Many rebar users fix this issue in two common ways:

The problem with this (especially the second approach) is that it's badly using a standard that has existed in OTP for a long, long while. The idea is that Erlang works with the basic concept of a LIB_DIRS environment variable. That variable should point to one or more directory that contains a bunch of application directories:

./
 - some_app/
   - src/
   - ebin/
 - other_app/
   - src/
   - ebin/
   - priv/

Putting that directory in LIB_DIRS will make it visible to the Erlang VM. When you put that directory in the configuration for a release ({lib_dirs, [Dirs]}), Reltool (the OTP release-building tool that is called by rebar) gets these variables to be part of its places to search.

Setting the directory to ../../ is a bad idea, because it basically makes the release building take into account all the directories on the same level as the one you're currently developing. This can have unexpected effects when you put that one first and you might have conflicting versions of libraries in deps/ and the directory itself; one of the two versions will be picked, and you might not be sure which.

The patch I mentioned earlier basically solved the issue by allowing the following to be placed in application requirements: {app, foo, [{incl_cond, include}, {lib_dir, ".."}]}. This patch basically lets you keep the OTP Application structure and turn it into a release without needing the messy hacks. I might be out of touch, but I can't understand why the OTP team would accept this patch. It is basically officializing a workaround for people using OTP tools in a way it wasn't intended.

There are two actual solutions that work to build releases, and they involve using a proper directory structure:

That's it, really. It's not very hard to do, and it works fine with all the regular OTP stuff. You use a proper release directory structure for releases, and you can keep using a proper OTP Application structure for OTP Applications. I do not understand why the fix had to make it upstream to OTP when its main use is to transform an OTP Application structure in something compatible with releases, especially since this need is mostly a quirk of how default values in rebar and community standards that emerged from its use pushed a lot of people to do things wrong (arguably). I would have prefered for people in general to fix their repositories rather than forcing the OTP team to fix their (non-broken) tool to accomodate them there.

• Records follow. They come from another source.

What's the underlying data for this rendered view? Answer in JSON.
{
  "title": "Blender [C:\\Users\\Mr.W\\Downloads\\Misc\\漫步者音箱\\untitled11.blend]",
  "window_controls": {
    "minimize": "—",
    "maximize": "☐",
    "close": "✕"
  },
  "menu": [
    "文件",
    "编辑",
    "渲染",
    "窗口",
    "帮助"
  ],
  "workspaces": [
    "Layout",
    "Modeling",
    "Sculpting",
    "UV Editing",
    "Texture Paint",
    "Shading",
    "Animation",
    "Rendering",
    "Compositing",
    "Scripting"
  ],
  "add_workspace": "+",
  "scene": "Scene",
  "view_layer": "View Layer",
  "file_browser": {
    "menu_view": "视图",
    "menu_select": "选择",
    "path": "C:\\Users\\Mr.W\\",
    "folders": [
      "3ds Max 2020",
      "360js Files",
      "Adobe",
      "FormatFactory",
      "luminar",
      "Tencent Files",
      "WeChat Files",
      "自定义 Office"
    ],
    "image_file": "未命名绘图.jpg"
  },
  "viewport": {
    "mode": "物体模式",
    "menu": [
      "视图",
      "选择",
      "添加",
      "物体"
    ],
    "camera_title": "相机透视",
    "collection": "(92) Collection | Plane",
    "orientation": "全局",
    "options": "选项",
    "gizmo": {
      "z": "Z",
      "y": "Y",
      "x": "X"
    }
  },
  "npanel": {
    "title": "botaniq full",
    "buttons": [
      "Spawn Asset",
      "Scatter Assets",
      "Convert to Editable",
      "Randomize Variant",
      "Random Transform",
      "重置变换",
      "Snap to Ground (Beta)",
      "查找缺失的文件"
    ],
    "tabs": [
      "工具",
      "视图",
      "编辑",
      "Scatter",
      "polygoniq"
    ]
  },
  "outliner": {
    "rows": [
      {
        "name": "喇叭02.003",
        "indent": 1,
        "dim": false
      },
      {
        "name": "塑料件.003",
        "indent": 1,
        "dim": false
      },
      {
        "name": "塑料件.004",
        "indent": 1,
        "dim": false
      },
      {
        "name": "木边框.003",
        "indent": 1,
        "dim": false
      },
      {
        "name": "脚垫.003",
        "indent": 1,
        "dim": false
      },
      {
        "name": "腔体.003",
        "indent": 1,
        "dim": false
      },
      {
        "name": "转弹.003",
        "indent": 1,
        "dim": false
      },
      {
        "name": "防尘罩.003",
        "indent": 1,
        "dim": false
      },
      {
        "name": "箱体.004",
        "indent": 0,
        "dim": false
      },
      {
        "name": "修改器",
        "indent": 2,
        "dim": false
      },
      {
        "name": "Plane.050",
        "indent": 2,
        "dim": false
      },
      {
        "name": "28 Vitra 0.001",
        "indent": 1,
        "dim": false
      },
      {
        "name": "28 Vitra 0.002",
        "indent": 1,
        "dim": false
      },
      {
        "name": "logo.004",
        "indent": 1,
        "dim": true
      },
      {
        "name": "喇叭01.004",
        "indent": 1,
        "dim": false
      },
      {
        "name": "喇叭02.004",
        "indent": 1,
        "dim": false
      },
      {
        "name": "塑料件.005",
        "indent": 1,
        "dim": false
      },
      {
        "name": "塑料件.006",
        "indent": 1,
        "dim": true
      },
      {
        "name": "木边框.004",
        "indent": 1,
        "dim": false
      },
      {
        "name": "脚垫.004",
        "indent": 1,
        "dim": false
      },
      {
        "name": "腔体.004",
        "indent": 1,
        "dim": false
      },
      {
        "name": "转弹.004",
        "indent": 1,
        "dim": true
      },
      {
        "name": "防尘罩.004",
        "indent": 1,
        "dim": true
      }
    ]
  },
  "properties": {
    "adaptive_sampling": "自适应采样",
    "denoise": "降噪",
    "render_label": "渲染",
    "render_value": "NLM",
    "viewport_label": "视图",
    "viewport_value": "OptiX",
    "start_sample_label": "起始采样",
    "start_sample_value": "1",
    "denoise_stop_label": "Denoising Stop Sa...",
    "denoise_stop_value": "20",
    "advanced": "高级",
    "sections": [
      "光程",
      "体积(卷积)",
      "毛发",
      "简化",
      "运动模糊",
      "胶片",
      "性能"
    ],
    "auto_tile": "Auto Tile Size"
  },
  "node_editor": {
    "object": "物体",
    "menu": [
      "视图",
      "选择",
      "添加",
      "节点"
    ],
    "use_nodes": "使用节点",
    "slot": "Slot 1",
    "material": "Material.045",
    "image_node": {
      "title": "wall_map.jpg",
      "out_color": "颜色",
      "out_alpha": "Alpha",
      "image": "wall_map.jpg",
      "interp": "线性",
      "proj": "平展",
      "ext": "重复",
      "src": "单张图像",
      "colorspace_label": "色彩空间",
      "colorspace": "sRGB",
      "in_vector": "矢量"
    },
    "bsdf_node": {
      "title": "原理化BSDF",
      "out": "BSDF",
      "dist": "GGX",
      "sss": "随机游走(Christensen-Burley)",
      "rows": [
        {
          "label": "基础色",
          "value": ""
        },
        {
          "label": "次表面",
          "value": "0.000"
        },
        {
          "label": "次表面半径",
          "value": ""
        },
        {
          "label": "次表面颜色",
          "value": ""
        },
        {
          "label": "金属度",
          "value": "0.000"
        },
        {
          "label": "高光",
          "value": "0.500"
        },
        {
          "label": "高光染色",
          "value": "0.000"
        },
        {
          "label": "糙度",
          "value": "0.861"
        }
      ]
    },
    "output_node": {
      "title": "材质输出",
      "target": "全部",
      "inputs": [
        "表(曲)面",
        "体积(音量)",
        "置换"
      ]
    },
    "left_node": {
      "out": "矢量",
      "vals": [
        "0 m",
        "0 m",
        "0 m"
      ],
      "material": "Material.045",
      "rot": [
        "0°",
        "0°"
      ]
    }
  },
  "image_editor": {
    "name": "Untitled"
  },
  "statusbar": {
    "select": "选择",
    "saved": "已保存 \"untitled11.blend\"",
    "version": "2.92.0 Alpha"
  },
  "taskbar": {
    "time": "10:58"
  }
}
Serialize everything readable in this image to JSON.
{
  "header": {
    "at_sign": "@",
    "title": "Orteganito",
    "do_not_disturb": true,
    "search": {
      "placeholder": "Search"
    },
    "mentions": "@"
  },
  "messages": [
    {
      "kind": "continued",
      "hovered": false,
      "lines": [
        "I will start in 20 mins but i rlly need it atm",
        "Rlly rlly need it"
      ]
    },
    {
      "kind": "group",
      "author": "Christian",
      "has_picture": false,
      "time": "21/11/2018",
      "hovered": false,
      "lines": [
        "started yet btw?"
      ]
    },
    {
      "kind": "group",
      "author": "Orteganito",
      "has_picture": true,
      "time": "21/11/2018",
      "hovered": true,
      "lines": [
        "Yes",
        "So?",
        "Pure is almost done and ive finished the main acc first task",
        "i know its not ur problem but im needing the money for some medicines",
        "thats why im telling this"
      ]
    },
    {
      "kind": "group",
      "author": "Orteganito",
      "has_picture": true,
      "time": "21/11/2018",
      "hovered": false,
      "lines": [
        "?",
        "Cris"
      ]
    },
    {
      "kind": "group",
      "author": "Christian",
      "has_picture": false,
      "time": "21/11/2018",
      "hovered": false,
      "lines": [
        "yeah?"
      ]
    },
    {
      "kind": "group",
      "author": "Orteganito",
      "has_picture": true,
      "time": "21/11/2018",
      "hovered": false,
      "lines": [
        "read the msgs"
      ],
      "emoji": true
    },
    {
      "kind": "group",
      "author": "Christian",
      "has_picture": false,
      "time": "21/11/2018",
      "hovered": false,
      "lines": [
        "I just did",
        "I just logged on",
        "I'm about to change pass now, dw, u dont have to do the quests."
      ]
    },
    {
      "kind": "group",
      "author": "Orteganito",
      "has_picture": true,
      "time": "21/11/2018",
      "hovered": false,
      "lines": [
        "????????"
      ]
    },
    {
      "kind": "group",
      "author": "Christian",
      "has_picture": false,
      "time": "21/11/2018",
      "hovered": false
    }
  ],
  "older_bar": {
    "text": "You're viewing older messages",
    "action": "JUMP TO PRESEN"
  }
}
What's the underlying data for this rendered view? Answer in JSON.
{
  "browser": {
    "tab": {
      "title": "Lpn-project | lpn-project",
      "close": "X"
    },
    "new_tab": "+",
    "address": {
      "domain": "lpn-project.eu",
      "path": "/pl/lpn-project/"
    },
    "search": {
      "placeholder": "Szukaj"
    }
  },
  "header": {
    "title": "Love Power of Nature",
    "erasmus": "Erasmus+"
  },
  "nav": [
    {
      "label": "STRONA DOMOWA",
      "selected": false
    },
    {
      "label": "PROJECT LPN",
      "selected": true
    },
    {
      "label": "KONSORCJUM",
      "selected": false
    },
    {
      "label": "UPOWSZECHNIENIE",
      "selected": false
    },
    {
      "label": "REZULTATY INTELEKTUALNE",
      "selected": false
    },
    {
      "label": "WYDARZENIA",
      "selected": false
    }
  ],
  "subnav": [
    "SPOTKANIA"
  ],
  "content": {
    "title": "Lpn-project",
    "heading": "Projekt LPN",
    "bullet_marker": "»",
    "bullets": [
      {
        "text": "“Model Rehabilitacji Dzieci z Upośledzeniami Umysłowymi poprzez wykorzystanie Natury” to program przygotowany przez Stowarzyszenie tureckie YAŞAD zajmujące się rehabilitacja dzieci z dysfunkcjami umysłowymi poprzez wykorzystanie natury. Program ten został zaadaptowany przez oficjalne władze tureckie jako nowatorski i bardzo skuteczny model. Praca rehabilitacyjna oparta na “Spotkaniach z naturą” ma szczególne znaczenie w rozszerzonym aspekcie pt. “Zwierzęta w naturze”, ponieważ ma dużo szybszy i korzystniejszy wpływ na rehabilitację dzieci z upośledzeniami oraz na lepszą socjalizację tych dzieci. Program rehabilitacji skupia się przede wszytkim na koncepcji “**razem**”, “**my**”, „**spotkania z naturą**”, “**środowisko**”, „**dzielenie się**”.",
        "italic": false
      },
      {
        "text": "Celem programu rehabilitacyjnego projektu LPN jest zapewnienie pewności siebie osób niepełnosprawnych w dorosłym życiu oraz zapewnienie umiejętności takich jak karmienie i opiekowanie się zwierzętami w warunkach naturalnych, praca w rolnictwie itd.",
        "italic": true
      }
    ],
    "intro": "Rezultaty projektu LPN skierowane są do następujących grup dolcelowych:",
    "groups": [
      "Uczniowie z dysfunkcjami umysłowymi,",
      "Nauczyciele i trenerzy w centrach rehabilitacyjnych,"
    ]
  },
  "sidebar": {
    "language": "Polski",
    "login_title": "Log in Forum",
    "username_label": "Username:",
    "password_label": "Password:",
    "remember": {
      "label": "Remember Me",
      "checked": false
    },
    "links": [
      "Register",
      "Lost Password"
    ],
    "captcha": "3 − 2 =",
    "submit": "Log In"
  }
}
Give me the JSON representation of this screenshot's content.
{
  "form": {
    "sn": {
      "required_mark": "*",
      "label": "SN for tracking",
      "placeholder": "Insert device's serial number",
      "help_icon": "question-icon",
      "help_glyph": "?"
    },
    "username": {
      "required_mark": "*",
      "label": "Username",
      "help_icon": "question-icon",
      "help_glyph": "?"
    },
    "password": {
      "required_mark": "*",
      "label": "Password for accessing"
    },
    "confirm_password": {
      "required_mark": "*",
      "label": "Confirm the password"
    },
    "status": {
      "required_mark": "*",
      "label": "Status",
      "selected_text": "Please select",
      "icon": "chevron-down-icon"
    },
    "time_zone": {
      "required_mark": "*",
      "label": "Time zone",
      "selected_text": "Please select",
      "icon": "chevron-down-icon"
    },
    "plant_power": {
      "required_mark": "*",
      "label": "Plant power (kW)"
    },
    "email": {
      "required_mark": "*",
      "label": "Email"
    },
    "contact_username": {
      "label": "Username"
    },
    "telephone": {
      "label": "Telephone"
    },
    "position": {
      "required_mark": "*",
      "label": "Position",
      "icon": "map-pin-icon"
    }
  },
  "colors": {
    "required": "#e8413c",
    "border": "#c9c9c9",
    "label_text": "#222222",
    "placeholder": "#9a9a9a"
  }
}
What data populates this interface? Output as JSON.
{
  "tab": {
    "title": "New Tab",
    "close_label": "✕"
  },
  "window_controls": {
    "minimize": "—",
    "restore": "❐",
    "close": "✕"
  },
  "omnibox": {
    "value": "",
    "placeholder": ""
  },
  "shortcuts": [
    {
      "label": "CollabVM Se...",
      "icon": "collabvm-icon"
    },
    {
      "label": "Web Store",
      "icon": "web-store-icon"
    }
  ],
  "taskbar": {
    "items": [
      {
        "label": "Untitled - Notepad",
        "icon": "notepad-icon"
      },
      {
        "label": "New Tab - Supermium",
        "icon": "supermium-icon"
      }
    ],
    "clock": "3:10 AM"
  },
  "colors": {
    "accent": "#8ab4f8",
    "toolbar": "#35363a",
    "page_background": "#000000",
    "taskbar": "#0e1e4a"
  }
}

I guess in the end it's kind of irrelevant; the fix in no way keeps me from doing what I was doing before, after all.